Pregnancy and the Flu

November 30, 2018

woman sneezing while pregnantThe Centers for Disease Control (CDC) estimates that between five to 20 percent of the
American population contracts the flu each year. More than 200,000 people are
hospitalized annually due to the flu and related complications, and it results in over 17
million sick days per year. At least 3,000 people die from the flu each year.

Pregnant women and women who are up to two weeks postpartum are at a higher risk
for developing the flu than the general population. It is recommended that pregnant
women receive the flu vaccine to decrease the risk of developing the flu during
pregnancy. The flu vaccine can be given in any trimester of pregnancy. The nasal spray
vaccine is not suitable for those who are pregnant as this is a live attenuated influenza

What are some benefits of flu vaccination during pregnancy?

1. Protection from serious complications and hospitalization
According to figures released by the CDC, the flu vaccine is between 40 to 60 percent
effective for flu prevention. Those who have been vaccinated may still get the flu, but
their symptoms will likely be less severe and the duration of their illness may be shorter
than those who do not receive the vaccine.

Flu symptoms usually appear quite suddenly and typically include body aches, chills, a
high fever, coughing (which may be severe), headaches, and fatigue. Dehydration, ear
and sinus infections, pneumonia, and heart problems are all possible complications of
the flu that may require urgent treatment at the hospital. In fact, many hospitalizations
for the flu occur in patients ages 18 to 64.

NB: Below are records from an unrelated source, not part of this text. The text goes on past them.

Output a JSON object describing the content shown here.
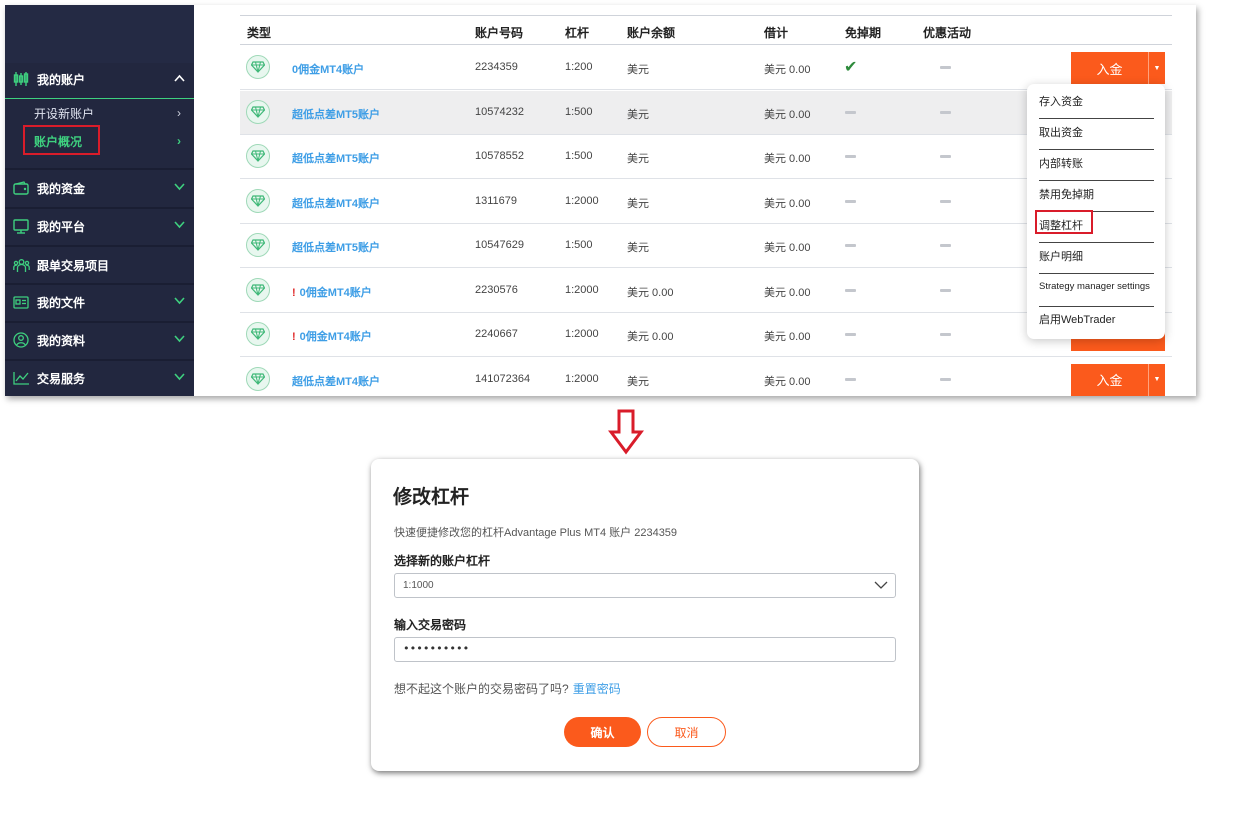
{
  "sidebar": {
    "my_account": "我的账户",
    "open_account": "开设新账户",
    "account_overview": "账户概况",
    "my_funds": "我的资金",
    "my_platform": "我的平台",
    "copy_trading": "跟单交易项目",
    "my_documents": "我的文件",
    "my_profile": "我的资料",
    "trading_services": "交易服务"
  },
  "table": {
    "headers": {
      "type": "类型",
      "account_no": "账户号码",
      "leverage": "杠杆",
      "balance": "账户余额",
      "credit": "借计",
      "swap_free": "免掉期",
      "promo": "优惠活动"
    },
    "deposit_label": "入金",
    "rows": [
      {
        "name": "0佣金MT4账户",
        "number": "2234359",
        "leverage": "1:200",
        "balance": "美元",
        "credit": "美元 0.00",
        "warning": ""
      },
      {
        "name": "超低点差MT5账户",
        "number": "10574232",
        "leverage": "1:500",
        "balance": "美元",
        "credit": "美元 0.00",
        "warning": ""
      },
      {
        "name": "超低点差MT5账户",
        "number": "10578552",
        "leverage": "1:500",
        "balance": "美元",
        "credit": "美元 0.00",
        "warning": ""
      },
      {
        "name": "超低点差MT4账户",
        "number": "1311679",
        "leverage": "1:2000",
        "balance": "美元",
        "credit": "美元 0.00",
        "warning": ""
      },
      {
        "name": "超低点差MT5账户",
        "number": "10547629",
        "leverage": "1:500",
        "balance": "美元",
        "credit": "美元 0.00",
        "warning": ""
      },
      {
        "name": "0佣金MT4账户",
        "number": "2230576",
        "leverage": "1:2000",
        "balance": "美元 0.00",
        "credit": "美元 0.00",
        "warning": "!"
      },
      {
        "name": "0佣金MT4账户",
        "number": "2240667",
        "leverage": "1:2000",
        "balance": "美元 0.00",
        "credit": "美元 0.00",
        "warning": "!"
      },
      {
        "name": "超低点差MT4账户",
        "number": "141072364",
        "leverage": "1:2000",
        "balance": "美元",
        "credit": "美元 0.00",
        "warning": ""
      }
    ]
  },
  "dropdown": {
    "items": [
      "存入资金",
      "取出资金",
      "内部转账",
      "禁用免掉期",
      "调整杠杆",
      "账户明细",
      "Strategy manager settings",
      "启用WebTrader"
    ]
  },
  "modal": {
    "title": "修改杠杆",
    "description": "快速便捷修改您的杠杆Advantage Plus MT4 账户 2234359",
    "select_label": "选择新的账户杠杆",
    "select_value": "1:1000",
    "password_label": "输入交易密码",
    "password_value": "••••••••••",
    "forgot_text": "想不起这个账户的交易密码了吗?",
    "reset_link": "重置密码",
    "confirm": "确认",
    "cancel": "取消"
  },
  "colors": {
    "sidebar_bg": "#22273f",
    "accent_green": "#3ed07f",
    "deposit_orange": "#fb5a1c",
    "link_blue": "#3e9ee6",
    "highlight_red": "#d91c2a"
  }
}
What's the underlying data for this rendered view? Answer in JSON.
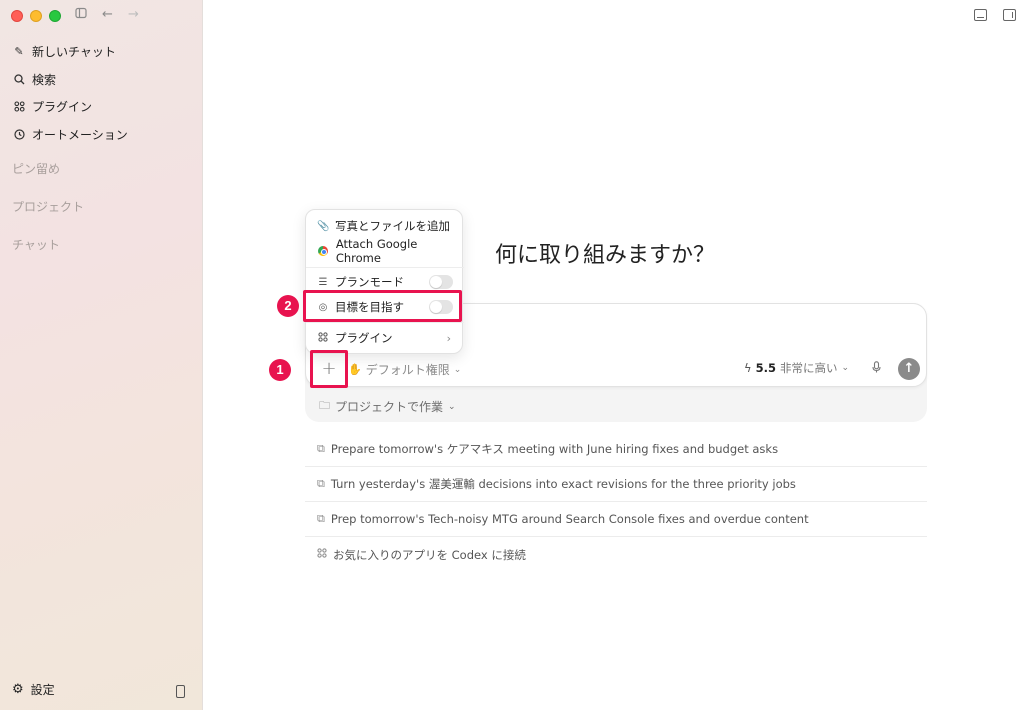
{
  "sidebar": {
    "items": [
      {
        "label": "新しいチャット",
        "icon": "edit-icon"
      },
      {
        "label": "検索",
        "icon": "search-icon"
      },
      {
        "label": "プラグイン",
        "icon": "plugin-grid-icon"
      },
      {
        "label": "オートメーション",
        "icon": "clock-icon"
      }
    ],
    "sections": {
      "pinned": "ピン留め",
      "projects": "プロジェクト",
      "chats": "チャット"
    },
    "settings_label": "設定"
  },
  "main": {
    "heading": "何に取り組みますか？",
    "composer": {
      "permission_label": "デフォルト権限",
      "model_version": "5.5",
      "model_level": "非常に高い"
    },
    "project_work_label": "プロジェクトで作業",
    "suggestions": [
      "Prepare tomorrow's ケアマキス meeting with June hiring fixes and budget asks",
      "Turn yesterday's 渥美運輸 decisions into exact revisions for the three priority jobs",
      "Prep tomorrow's Tech-noisy MTG around Search Console fixes and overdue content",
      "お気に入りのアプリを Codex に接続"
    ]
  },
  "menu": {
    "items": [
      {
        "label": "写真とファイルを追加",
        "icon": "paperclip-icon"
      },
      {
        "label": "Attach Google Chrome",
        "icon": "chrome-icon"
      },
      {
        "label": "プランモード",
        "icon": "checklist-icon",
        "toggle": false
      },
      {
        "label": "目標を目指す",
        "icon": "target-icon",
        "toggle": false
      },
      {
        "label": "プラグイン",
        "icon": "plugin-grid-icon"
      }
    ]
  },
  "annotations": {
    "badge1": "1",
    "badge2": "2",
    "color": "#e8134f"
  }
}
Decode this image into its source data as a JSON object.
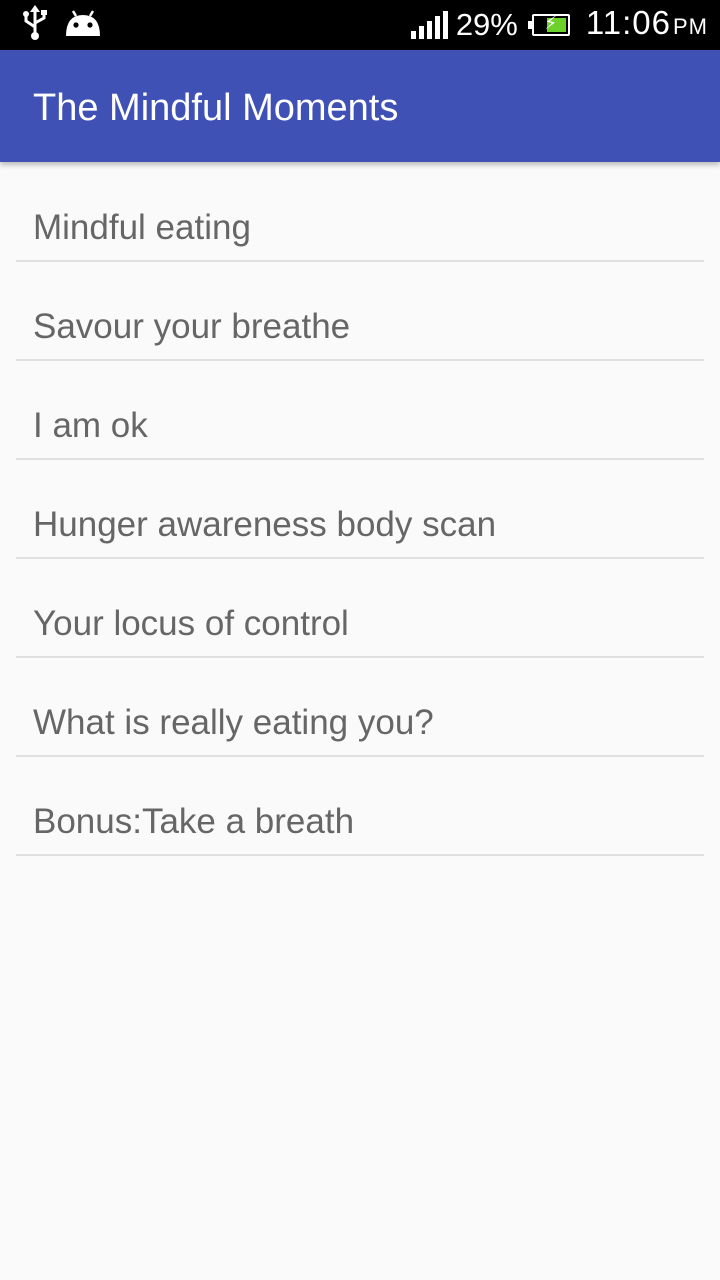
{
  "status_bar": {
    "left_icons": [
      "usb-icon",
      "android-debug-icon"
    ],
    "signal_icon": "signal-strength-icon",
    "battery_percent": "29%",
    "battery_icon": "battery-charging-icon",
    "battery_level": 0.29,
    "time": "11:06",
    "ampm": "PM"
  },
  "app_bar": {
    "title": "The Mindful Moments",
    "color": "#3f51b5"
  },
  "list": {
    "items": [
      {
        "label": "Mindful eating"
      },
      {
        "label": "Savour your breathe"
      },
      {
        "label": "I am ok"
      },
      {
        "label": "Hunger awareness body scan"
      },
      {
        "label": "Your locus of control"
      },
      {
        "label": "What is really eating you?"
      },
      {
        "label": "Bonus:Take a breath"
      }
    ]
  }
}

Pregnancy places additional demands on the heart, lungs, and immune system that
make women less able to fight off infections and viruses. Pregnant women who do get
the flu are much more likely to experience more severe symptoms and complications
than those who are not pregnant. In particular, the high fevers that can occur with the flu
may be dangerous for an unborn baby and potentially increase the risk of neural tube

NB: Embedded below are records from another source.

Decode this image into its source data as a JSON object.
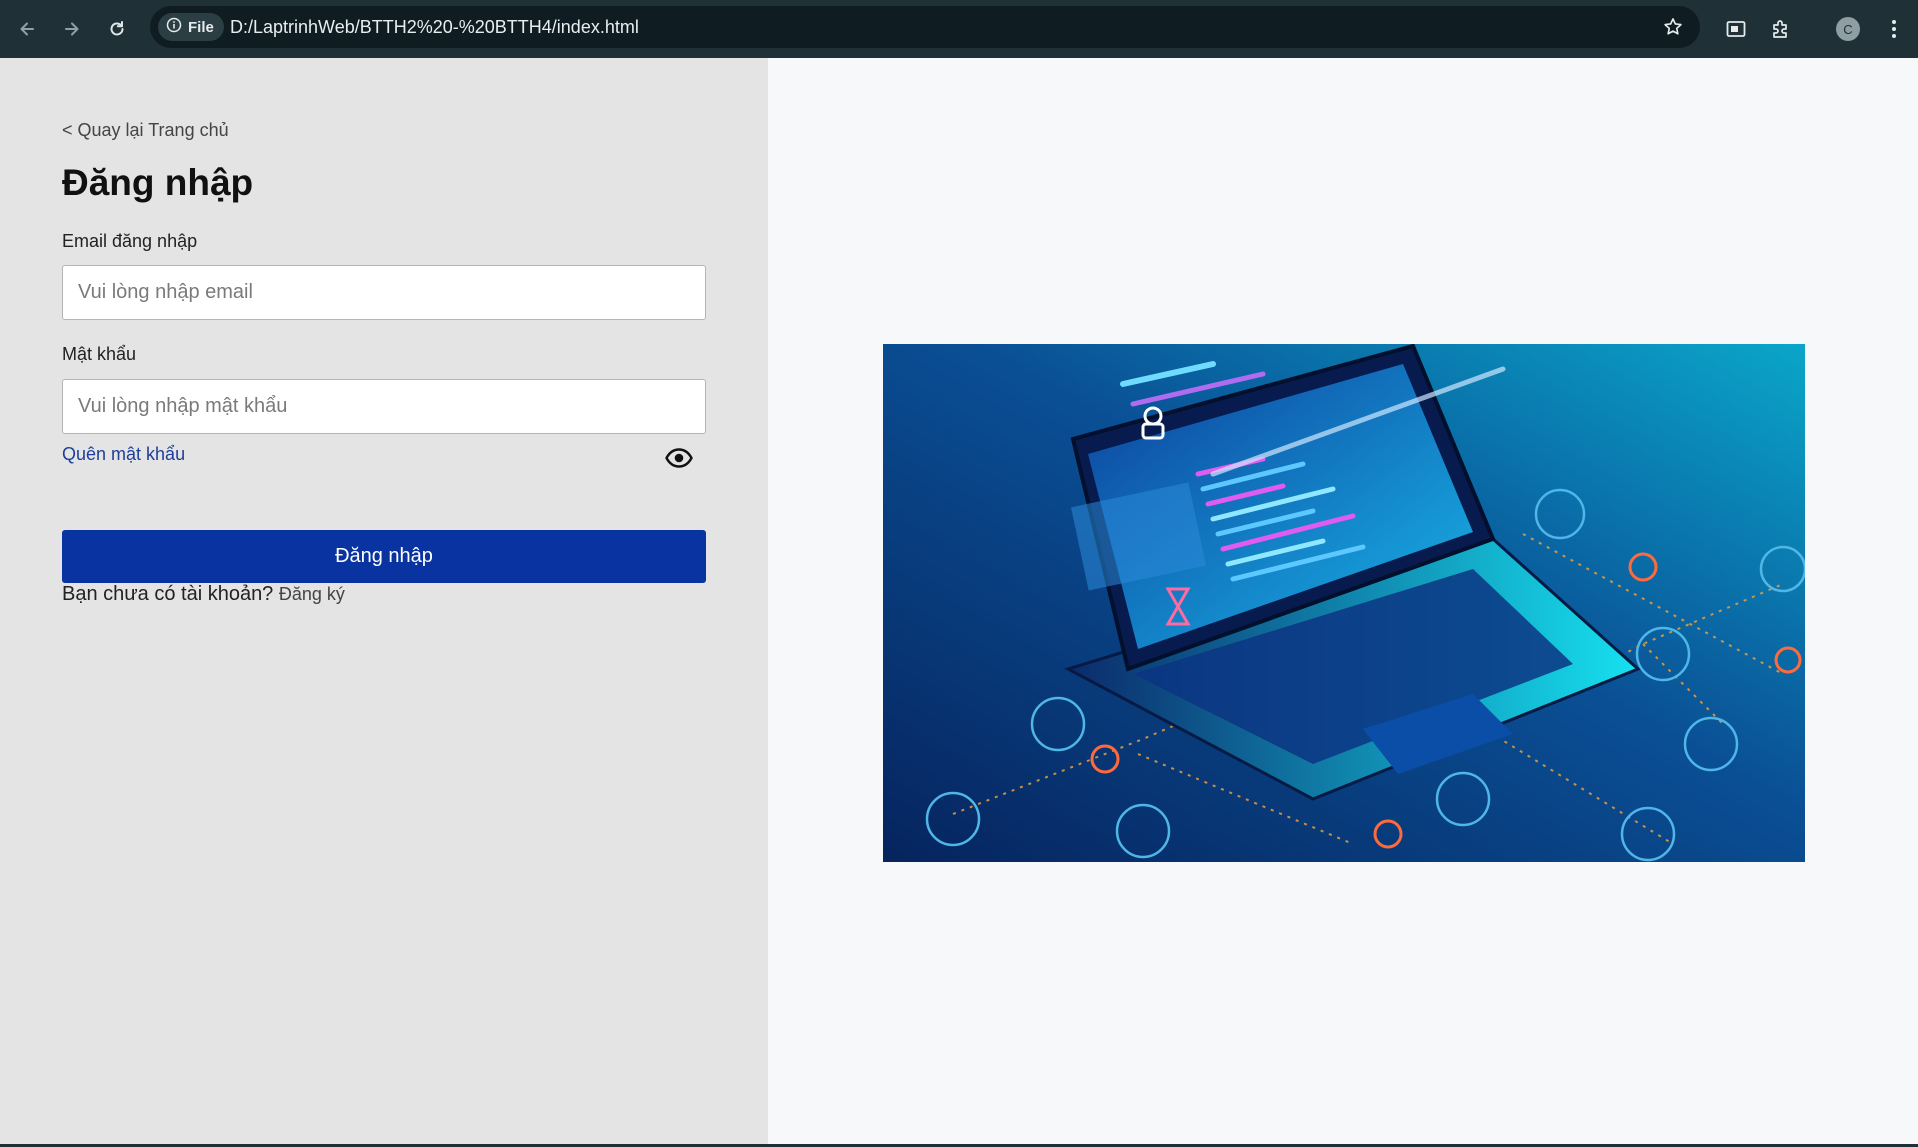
{
  "browser": {
    "site_chip_label": "File",
    "url": "D:/LaptrinhWeb/BTTH2%20-%20BTTH4/index.html",
    "profile_initial": "C"
  },
  "login": {
    "back_link": "< Quay lại Trang chủ",
    "title": "Đăng nhập",
    "email_label": "Email đăng nhập",
    "email_placeholder": "Vui lòng nhập email",
    "email_value": "",
    "password_label": "Mật khẩu",
    "password_placeholder": "Vui lòng nhập mật khẩu",
    "password_value": "",
    "forgot_link": "Quên mật khẩu",
    "submit_label": "Đăng nhập",
    "no_account_text": "Bạn chưa có tài khoản?",
    "signup_link": "Đăng ký"
  },
  "colors": {
    "primary_button": "#0933a1",
    "left_panel_bg": "#e4e4e4",
    "link_blue": "#1d3f9a"
  }
}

2. Reduction in the risk of acute respiratory infection

The flu normally causes a number of respiratory symptoms that may include severe
coughing, runny nose, congestion, and sneezing. Pregnant women are at a particularly
high risk of contracting acute respiratory infections from the flu. In some cases, these

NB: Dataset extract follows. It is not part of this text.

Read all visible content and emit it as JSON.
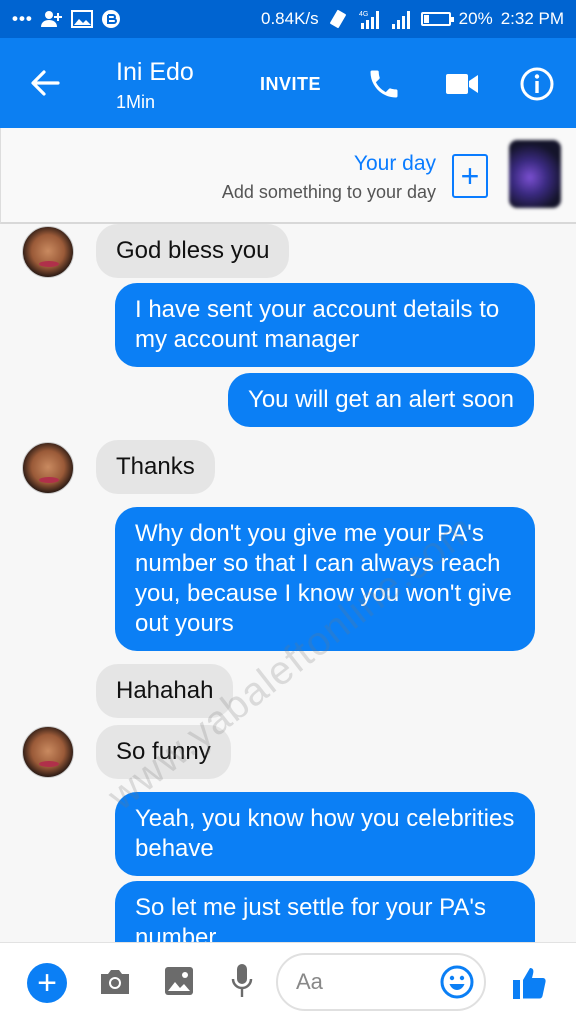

can lead to the development of respiratory distress, which is a medical emergency. The
flu vaccine reduces a pregnant woman's chance of getting acute respiratory infections.

3. Protection for your unborn child

The body makes antibodies in response to vaccination. During pregnancy, antibodies
are passed between mother and baby. Receiving the flu vaccine while pregnant enables
you to pass on these flu-fighting antibodies to your unborn child. The protective
antibodies will stay with your child throughout your pregnancy and for the first six
months after birth providing protection for the baby in a time in which they are too young
to be vaccinated themselves.
Our medical team at Greater Washington Maternal and Fetal Medicine can answer any
questions you may have about flu vaccination during pregnancy.